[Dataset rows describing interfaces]

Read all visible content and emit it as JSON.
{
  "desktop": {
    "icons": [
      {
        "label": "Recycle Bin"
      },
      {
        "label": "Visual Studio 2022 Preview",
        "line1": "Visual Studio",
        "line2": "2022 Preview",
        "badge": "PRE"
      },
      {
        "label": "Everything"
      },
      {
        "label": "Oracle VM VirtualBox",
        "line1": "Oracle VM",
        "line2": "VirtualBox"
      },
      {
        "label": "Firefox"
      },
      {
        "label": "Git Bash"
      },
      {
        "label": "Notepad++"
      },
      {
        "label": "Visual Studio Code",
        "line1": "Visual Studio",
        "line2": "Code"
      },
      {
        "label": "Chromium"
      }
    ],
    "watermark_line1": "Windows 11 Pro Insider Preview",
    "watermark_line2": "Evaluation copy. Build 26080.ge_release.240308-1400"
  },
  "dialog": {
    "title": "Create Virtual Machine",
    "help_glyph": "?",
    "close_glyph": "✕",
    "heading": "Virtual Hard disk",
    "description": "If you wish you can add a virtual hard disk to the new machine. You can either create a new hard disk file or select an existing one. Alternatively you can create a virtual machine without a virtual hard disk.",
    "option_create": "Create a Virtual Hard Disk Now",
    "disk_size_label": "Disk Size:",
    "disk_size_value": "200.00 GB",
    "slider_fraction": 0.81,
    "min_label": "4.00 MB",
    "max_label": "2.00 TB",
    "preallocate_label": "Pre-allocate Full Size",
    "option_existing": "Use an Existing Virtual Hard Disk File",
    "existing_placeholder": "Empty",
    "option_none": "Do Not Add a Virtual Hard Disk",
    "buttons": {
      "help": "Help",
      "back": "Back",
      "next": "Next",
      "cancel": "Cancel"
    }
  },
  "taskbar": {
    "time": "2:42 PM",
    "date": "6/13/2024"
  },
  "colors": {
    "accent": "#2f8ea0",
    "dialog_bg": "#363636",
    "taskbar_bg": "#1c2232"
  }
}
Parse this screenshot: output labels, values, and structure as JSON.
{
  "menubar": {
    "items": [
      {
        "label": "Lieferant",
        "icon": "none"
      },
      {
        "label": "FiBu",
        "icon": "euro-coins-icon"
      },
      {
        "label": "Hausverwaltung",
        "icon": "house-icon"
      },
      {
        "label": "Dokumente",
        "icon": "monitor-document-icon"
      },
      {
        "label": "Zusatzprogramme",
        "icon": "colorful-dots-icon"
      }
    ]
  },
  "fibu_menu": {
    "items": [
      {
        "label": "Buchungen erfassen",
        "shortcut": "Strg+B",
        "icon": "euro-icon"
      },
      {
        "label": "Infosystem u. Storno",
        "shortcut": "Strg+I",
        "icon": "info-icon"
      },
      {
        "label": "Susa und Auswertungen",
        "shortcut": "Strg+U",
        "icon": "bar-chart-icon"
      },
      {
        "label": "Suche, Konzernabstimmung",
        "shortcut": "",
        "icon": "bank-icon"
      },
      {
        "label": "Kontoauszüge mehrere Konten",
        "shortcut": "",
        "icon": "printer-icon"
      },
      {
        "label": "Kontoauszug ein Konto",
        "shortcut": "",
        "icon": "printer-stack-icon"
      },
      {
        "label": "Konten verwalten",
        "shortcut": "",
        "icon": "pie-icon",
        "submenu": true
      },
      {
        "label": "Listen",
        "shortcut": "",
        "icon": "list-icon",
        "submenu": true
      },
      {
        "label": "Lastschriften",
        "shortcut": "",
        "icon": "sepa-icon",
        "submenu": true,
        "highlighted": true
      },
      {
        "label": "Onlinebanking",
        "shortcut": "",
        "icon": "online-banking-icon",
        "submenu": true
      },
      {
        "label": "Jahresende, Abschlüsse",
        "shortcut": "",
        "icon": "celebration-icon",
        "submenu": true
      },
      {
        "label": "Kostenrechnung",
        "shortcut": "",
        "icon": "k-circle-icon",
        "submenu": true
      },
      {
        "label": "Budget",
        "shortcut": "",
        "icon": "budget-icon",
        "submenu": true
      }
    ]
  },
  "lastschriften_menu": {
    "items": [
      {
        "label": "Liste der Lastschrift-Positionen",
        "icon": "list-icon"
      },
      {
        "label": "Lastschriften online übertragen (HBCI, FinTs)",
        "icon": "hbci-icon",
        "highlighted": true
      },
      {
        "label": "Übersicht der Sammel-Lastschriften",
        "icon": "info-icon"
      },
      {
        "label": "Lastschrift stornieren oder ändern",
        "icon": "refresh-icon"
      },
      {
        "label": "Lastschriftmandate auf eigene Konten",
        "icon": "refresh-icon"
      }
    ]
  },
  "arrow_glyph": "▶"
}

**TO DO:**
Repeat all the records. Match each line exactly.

**PROBLEM SOLUTION:**
Read all visible content and emit it as JSON.
{
  "desktop": {
    "icons": [
      {
        "label": "Recycle Bin"
      },
      {
        "label": "Visual Studio 2022 Preview",
        "line1": "Visual Studio",
        "line2": "2022 Preview",
        "badge": "PRE"
      },
      {
        "label": "Everything"
      },
      {
        "label": "Oracle VM VirtualBox",
        "line1": "Oracle VM",
        "line2": "VirtualBox"
      },
      {
        "label": "Firefox"
      },
      {
        "label": "Git Bash"
      },
      {
        "label": "Notepad++"
      },
      {
        "label": "Visual Studio Code",
        "line1": "Visual Studio",
        "line2": "Code"
      },
      {
        "label": "Chromium"
      }
    ],
    "watermark_line1": "Windows 11 Pro Insider Preview",
    "watermark_line2": "Evaluation copy. Build 26080.ge_release.240308-1400"
  },
  "dialog": {
    "title": "Create Virtual Machine",
    "help_glyph": "?",
    "close_glyph": "✕",
    "heading": "Virtual Hard disk",
    "description": "If you wish you can add a virtual hard disk to the new machine. You can either create a new hard disk file or select an existing one. Alternatively you can create a virtual machine without a virtual hard disk.",
    "option_create": "Create a Virtual Hard Disk Now",
    "disk_size_label": "Disk Size:",
    "disk_size_value": "200.00 GB",
    "slider_fraction": 0.81,
    "min_label": "4.00 MB",
    "max_label": "2.00 TB",
    "preallocate_label": "Pre-allocate Full Size",
    "option_existing": "Use an Existing Virtual Hard Disk File",
    "existing_placeholder": "Empty",
    "option_none": "Do Not Add a Virtual Hard Disk",
    "buttons": {
      "help": "Help",
      "back": "Back",
      "next": "Next",
      "cancel": "Cancel"
    }
  },
  "taskbar": {
    "time": "2:42 PM",
    "date": "6/13/2024"
  },
  "colors": {
    "accent": "#2f8ea0",
    "dialog_bg": "#363636",
    "taskbar_bg": "#1c2232"
  }
}
Parse this screenshot: output labels, values, and structure as JSON.
{
  "menubar": {
    "items": [
      {
        "label": "Lieferant",
        "icon": "none"
      },
      {
        "label": "FiBu",
        "icon": "euro-coins-icon"
      },
      {
        "label": "Hausverwaltung",
        "icon": "house-icon"
      },
      {
        "label": "Dokumente",
        "icon": "monitor-document-icon"
      },
      {
        "label": "Zusatzprogramme",
        "icon": "colorful-dots-icon"
      }
    ]
  },
  "fibu_menu": {
    "items": [
      {
        "label": "Buchungen erfassen",
        "shortcut": "Strg+B",
        "icon": "euro-icon"
      },
      {
        "label": "Infosystem u. Storno",
        "shortcut": "Strg+I",
        "icon": "info-icon"
      },
      {
        "label": "Susa und Auswertungen",
        "shortcut": "Strg+U",
        "icon": "bar-chart-icon"
      },
      {
        "label": "Suche, Konzernabstimmung",
        "shortcut": "",
        "icon": "bank-icon"
      },
      {
        "label": "Kontoauszüge mehrere Konten",
        "shortcut": "",
        "icon": "printer-icon"
      },
      {
        "label": "Kontoauszug ein Konto",
        "shortcut": "",
        "icon": "printer-stack-icon"
      },
      {
        "label": "Konten verwalten",
        "shortcut": "",
        "icon": "pie-icon",
        "submenu": true
      },
      {
        "label": "Listen",
        "shortcut": "",
        "icon": "list-icon",
        "submenu": true
      },
      {
        "label": "Lastschriften",
        "shortcut": "",
        "icon": "sepa-icon",
        "submenu": true,
        "highlighted": true
      },
      {
        "label": "Onlinebanking",
        "shortcut": "",
        "icon": "online-banking-icon",
        "submenu": true
      },
      {
        "label": "Jahresende, Abschlüsse",
        "shortcut": "",
        "icon": "celebration-icon",
        "submenu": true
      },
      {
        "label": "Kostenrechnung",
        "shortcut": "",
        "icon": "k-circle-icon",
        "submenu": true
      },
      {
        "label": "Budget",
        "shortcut": "",
        "icon": "budget-icon",
        "submenu": true
      }
    ]
  },
  "lastschriften_menu": {
    "items": [
      {
        "label": "Liste der Lastschrift-Positionen",
        "icon": "list-icon"
      },
      {
        "label": "Lastschriften online übertragen (HBCI, FinTs)",
        "icon": "hbci-icon",
        "highlighted": true
      },
      {
        "label": "Übersicht der Sammel-Lastschriften",
        "icon": "info-icon"
      },
      {
        "label": "Lastschrift stornieren oder ändern",
        "icon": "refresh-icon"
      },
      {
        "label": "Lastschriftmandate auf eigene Konten",
        "icon": "refresh-icon"
      }
    ]
  },
  "arrow_glyph": "▶"
}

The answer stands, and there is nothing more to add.